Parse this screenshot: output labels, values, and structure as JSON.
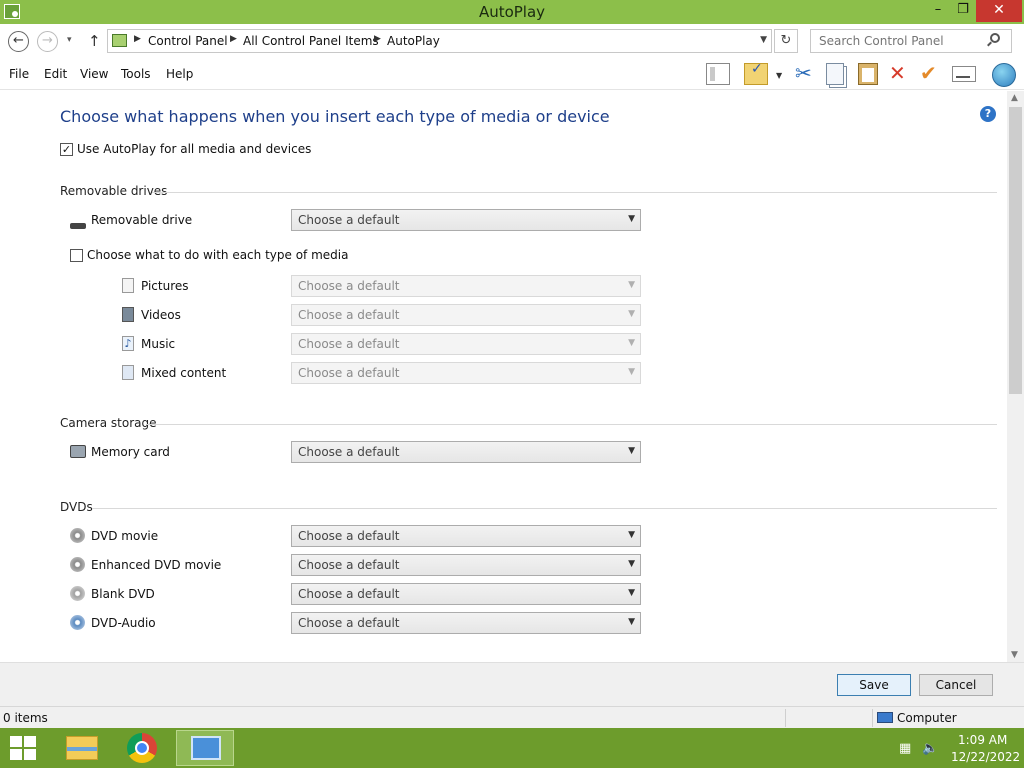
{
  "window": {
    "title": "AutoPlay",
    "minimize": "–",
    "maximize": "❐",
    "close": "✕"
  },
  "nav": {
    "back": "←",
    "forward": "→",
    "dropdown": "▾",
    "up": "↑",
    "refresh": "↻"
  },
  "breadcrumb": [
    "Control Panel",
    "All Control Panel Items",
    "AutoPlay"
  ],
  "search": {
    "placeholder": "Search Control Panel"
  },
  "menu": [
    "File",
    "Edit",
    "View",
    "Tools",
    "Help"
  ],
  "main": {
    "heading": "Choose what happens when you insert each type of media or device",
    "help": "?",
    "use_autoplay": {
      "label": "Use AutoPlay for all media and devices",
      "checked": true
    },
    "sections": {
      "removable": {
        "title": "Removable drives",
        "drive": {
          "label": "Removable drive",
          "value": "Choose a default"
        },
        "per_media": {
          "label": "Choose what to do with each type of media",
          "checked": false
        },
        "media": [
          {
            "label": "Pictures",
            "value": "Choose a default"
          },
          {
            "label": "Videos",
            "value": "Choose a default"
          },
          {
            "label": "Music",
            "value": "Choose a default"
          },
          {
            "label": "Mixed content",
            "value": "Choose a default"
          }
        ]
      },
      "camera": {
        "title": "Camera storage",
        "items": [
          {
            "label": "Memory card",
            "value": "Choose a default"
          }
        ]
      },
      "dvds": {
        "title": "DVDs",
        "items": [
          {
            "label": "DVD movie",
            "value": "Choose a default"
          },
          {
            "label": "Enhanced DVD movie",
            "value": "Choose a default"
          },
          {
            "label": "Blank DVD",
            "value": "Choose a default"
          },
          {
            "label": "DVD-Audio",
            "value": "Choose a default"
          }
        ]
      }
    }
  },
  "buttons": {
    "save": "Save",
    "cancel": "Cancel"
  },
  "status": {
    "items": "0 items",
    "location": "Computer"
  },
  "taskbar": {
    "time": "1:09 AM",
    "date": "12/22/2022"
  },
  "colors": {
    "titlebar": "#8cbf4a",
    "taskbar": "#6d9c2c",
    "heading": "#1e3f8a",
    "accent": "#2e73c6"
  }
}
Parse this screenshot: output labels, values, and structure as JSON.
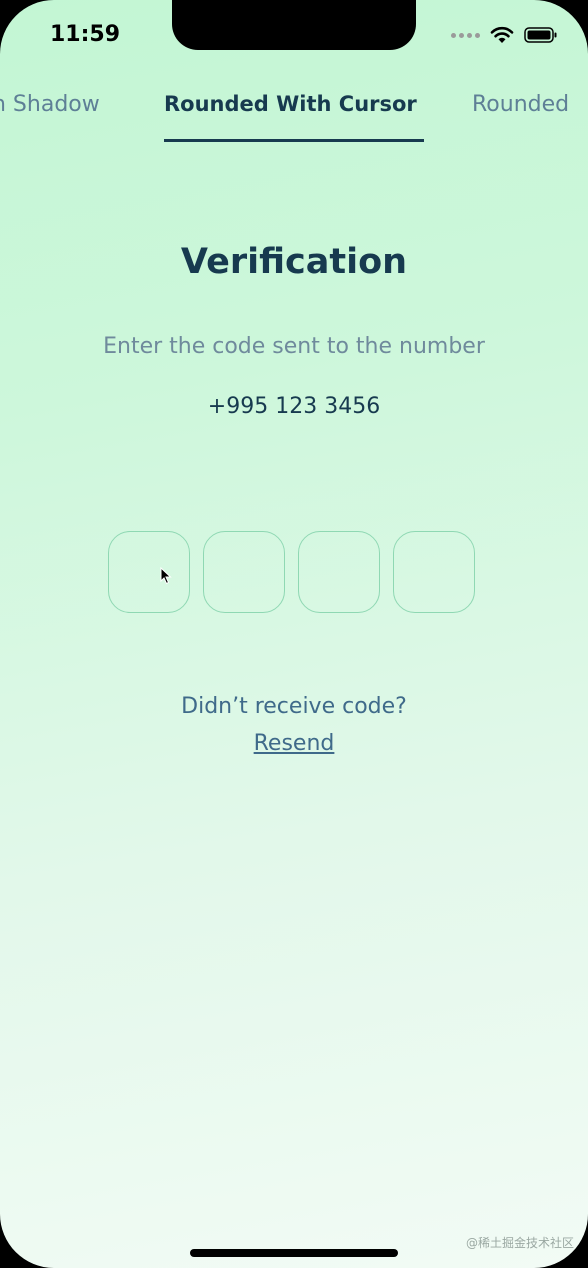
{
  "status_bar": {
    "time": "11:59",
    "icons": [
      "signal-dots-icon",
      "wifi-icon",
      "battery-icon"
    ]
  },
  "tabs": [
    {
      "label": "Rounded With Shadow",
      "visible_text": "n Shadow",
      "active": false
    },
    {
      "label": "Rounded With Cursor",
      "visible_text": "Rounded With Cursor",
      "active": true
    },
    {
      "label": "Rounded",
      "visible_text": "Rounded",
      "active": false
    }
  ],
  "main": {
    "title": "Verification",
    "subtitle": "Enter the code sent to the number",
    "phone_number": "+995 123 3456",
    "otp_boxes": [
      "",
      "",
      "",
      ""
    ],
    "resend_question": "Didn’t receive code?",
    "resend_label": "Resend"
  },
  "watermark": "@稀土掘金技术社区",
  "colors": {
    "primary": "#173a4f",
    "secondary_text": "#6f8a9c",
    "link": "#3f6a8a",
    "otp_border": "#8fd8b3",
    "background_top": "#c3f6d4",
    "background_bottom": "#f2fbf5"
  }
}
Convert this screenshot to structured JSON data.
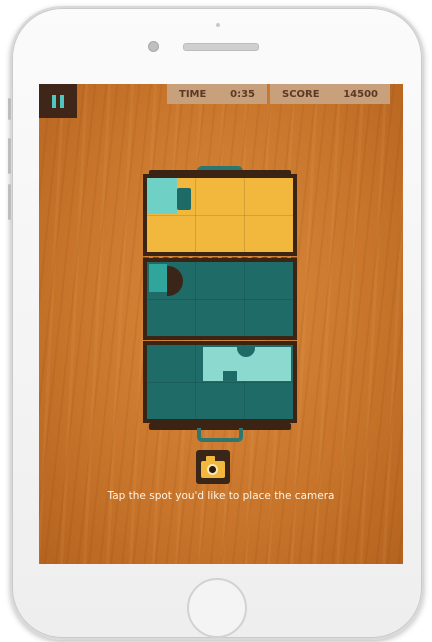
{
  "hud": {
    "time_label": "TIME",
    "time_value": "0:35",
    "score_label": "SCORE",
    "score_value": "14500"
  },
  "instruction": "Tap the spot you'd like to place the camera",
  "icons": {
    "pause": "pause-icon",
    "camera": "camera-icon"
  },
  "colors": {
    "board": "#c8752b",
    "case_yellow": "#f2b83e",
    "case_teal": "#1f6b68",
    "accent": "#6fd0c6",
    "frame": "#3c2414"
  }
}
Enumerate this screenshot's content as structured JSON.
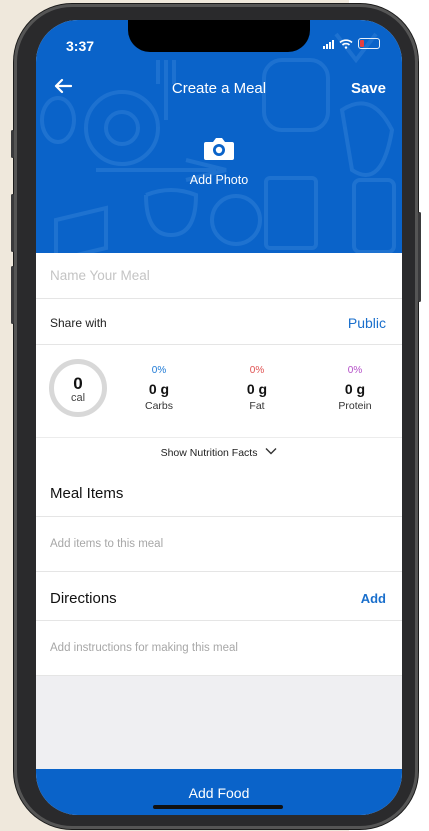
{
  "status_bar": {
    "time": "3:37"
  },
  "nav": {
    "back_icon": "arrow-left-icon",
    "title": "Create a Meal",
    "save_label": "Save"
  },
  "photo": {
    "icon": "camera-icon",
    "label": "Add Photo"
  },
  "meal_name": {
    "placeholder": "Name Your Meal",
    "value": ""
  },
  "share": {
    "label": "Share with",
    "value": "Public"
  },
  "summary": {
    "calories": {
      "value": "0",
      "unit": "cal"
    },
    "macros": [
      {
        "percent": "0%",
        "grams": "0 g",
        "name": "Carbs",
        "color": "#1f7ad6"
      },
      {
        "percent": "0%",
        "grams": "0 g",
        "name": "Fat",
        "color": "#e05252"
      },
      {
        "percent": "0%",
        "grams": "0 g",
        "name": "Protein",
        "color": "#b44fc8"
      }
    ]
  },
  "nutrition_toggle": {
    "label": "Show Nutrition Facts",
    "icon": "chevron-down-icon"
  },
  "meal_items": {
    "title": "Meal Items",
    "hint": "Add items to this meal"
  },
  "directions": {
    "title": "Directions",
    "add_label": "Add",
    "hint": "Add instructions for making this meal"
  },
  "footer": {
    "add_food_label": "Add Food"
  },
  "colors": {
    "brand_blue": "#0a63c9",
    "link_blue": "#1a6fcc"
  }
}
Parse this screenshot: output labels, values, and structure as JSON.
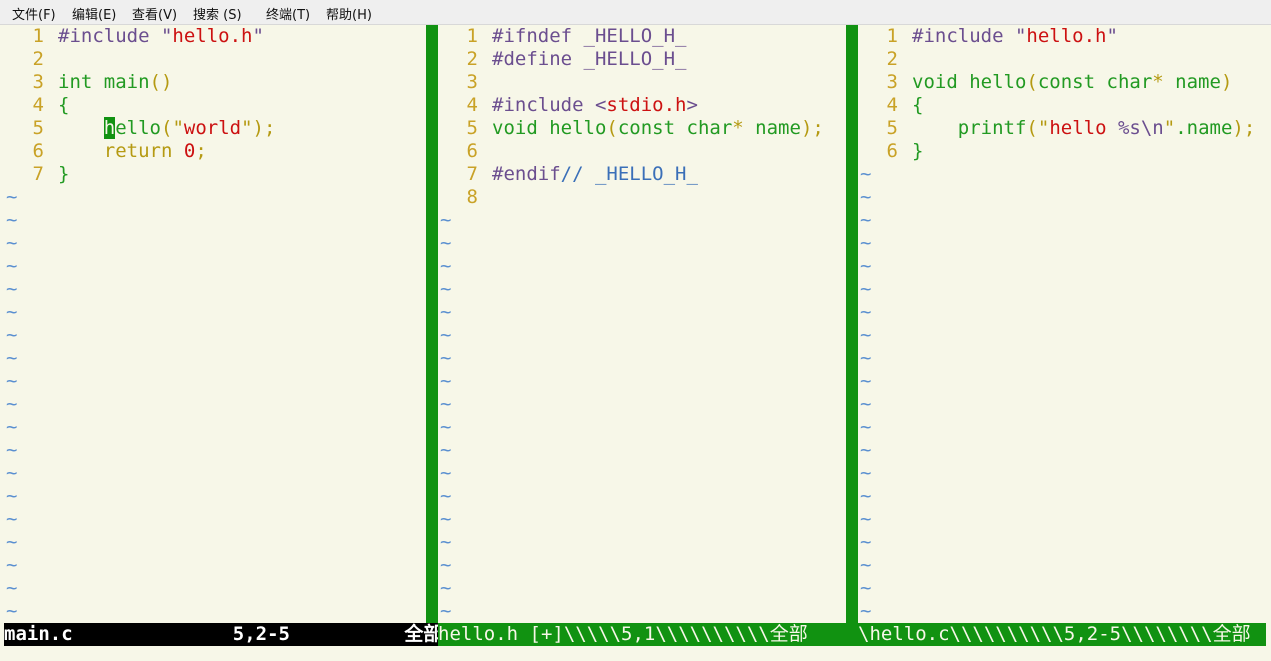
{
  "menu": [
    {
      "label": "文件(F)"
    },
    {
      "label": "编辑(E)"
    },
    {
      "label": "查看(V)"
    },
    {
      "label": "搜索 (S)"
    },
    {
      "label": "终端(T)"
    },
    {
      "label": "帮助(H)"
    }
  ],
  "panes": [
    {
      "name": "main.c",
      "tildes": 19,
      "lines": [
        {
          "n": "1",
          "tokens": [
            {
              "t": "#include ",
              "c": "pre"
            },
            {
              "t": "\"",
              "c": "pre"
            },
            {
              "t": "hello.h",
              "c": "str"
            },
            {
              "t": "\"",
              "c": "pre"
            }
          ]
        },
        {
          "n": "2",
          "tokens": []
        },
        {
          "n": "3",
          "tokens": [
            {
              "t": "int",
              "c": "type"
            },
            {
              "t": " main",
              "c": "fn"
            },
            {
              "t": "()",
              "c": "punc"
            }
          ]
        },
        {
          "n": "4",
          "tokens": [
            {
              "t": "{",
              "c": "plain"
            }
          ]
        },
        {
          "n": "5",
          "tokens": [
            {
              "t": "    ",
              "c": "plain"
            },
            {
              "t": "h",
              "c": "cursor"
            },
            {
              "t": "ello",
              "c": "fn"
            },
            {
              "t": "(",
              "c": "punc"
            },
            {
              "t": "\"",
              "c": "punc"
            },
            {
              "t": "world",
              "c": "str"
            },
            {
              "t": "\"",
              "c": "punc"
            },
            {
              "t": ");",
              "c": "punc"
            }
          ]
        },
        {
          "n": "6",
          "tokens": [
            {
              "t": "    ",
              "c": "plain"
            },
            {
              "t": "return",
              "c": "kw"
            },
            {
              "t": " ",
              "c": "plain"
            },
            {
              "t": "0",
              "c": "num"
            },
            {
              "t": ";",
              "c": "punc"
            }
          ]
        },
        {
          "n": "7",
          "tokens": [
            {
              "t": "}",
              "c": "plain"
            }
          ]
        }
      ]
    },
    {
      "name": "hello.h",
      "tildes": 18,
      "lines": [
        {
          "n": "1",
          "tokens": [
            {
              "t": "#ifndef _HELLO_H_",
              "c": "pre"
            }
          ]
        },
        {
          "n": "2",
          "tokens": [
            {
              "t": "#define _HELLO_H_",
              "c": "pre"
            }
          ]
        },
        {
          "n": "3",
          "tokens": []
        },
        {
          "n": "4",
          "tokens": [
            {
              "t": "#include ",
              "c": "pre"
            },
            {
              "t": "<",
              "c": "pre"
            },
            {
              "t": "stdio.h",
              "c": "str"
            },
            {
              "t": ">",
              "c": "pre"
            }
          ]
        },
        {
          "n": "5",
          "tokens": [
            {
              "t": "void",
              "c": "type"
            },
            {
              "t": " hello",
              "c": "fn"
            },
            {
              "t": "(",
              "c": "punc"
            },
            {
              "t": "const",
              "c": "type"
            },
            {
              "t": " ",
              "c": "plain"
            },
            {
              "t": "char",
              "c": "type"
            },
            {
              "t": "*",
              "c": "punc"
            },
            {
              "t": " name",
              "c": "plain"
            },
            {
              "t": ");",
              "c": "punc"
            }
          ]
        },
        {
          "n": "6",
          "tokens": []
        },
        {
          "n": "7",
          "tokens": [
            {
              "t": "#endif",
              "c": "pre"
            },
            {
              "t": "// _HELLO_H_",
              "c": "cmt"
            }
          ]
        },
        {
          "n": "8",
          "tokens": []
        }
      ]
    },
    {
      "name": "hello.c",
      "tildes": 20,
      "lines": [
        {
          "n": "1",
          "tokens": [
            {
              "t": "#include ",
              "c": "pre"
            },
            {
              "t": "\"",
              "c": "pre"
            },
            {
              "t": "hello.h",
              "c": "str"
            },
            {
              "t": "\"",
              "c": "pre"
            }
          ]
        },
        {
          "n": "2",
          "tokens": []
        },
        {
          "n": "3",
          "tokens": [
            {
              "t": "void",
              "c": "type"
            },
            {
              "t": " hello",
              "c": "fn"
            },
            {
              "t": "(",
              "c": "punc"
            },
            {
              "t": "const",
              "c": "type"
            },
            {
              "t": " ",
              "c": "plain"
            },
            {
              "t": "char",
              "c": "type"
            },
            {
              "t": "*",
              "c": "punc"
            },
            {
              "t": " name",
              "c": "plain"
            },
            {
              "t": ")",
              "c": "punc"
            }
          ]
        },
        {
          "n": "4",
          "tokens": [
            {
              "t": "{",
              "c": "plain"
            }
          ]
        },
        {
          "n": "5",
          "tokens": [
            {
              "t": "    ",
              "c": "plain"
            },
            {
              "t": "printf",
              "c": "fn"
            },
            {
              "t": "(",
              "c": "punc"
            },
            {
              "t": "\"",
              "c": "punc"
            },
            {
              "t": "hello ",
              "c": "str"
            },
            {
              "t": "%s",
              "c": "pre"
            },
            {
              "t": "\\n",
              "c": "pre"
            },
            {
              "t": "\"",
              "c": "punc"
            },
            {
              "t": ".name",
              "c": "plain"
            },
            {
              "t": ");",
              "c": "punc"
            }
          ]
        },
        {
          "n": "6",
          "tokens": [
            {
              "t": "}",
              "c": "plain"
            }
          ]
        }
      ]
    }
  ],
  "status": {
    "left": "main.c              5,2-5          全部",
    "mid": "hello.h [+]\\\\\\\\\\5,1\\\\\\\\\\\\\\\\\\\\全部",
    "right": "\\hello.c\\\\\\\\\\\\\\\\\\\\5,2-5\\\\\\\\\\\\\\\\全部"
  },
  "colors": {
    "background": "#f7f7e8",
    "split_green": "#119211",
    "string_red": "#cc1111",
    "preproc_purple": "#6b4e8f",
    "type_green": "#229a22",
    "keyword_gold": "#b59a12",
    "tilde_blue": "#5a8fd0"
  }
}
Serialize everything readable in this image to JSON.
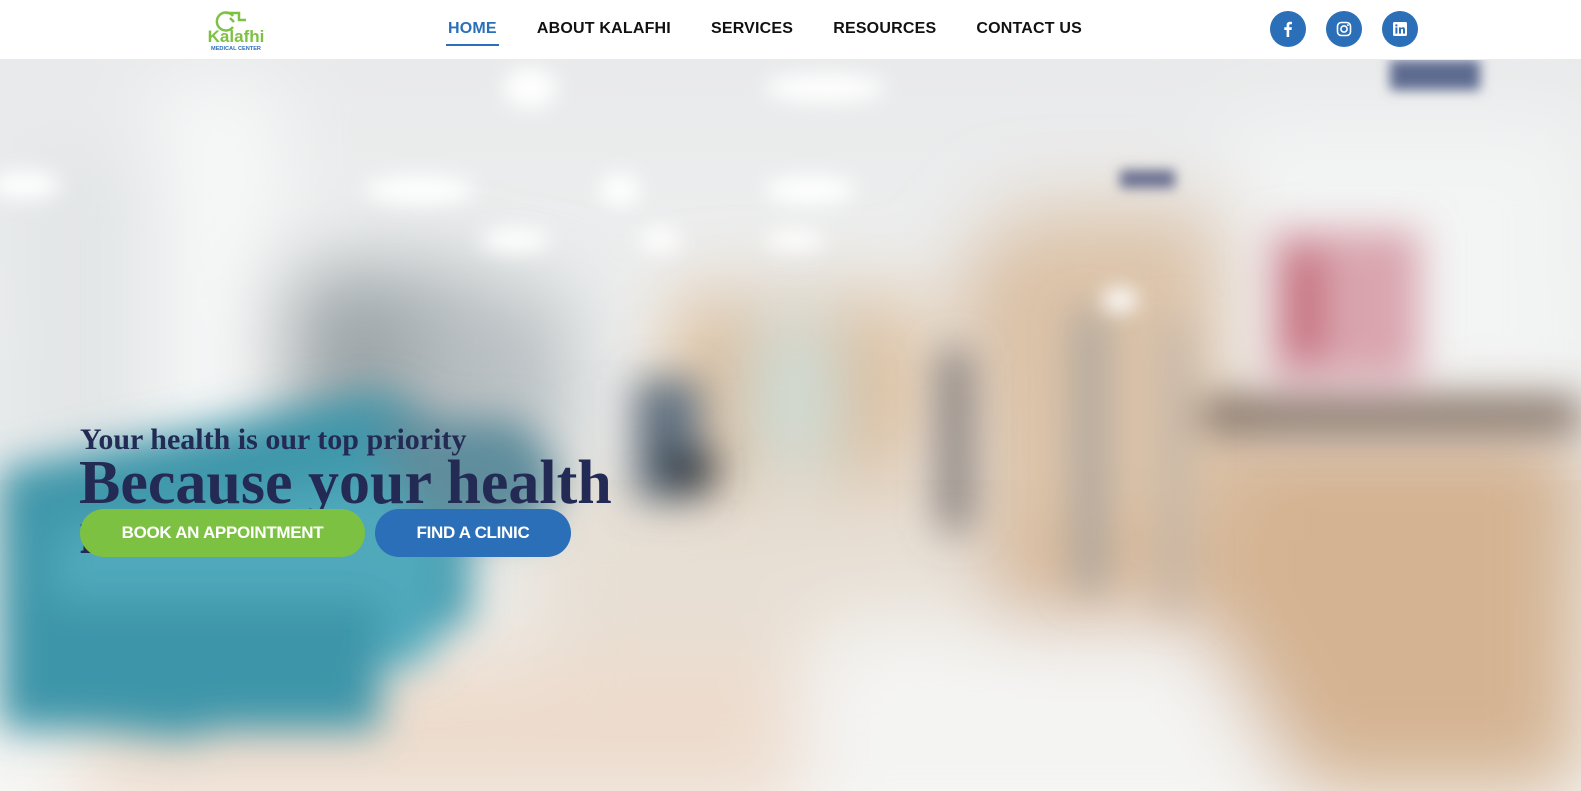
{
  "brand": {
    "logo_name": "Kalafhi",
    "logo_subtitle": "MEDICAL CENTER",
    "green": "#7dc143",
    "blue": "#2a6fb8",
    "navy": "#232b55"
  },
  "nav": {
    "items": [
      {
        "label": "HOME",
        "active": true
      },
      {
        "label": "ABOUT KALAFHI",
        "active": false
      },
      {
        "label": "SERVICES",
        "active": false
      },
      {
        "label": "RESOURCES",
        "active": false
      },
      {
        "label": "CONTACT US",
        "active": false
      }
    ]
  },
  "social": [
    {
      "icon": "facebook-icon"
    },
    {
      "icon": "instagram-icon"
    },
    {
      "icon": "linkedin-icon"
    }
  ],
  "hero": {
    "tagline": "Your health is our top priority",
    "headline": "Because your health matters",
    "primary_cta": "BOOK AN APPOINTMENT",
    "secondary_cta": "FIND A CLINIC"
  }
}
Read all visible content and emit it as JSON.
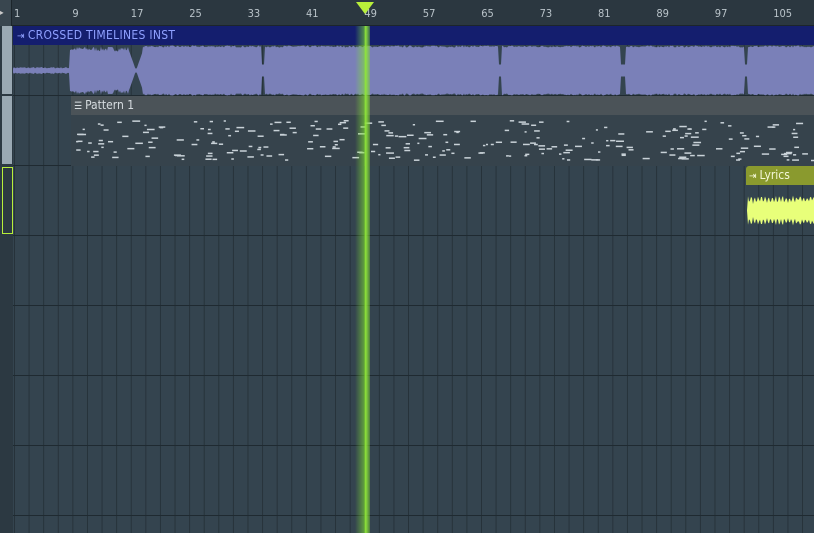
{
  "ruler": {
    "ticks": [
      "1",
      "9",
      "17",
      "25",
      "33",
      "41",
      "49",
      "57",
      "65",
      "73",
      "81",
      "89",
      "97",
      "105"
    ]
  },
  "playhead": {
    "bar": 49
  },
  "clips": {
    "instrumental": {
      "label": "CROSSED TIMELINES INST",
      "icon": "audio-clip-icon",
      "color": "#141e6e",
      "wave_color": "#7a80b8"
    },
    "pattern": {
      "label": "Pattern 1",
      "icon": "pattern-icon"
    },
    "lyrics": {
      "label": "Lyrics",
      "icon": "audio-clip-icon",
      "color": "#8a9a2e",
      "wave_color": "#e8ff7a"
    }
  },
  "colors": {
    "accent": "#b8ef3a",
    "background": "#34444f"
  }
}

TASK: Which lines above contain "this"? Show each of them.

SOLUTION BELOW:
Parse this screenshot: output labels, values, and structure as JSON.
Parse this screenshot: output labels, values, and structure as JSON.
Convert this screenshot to structured JSON data.
Enumerate this screenshot's content as structured JSON.
    "hint": "Add items to this meal"
    "hint": "Add instructions for making this meal"
Parse this screenshot: output labels, values, and structure as JSON.
Serialize everything readable in this image to JSON.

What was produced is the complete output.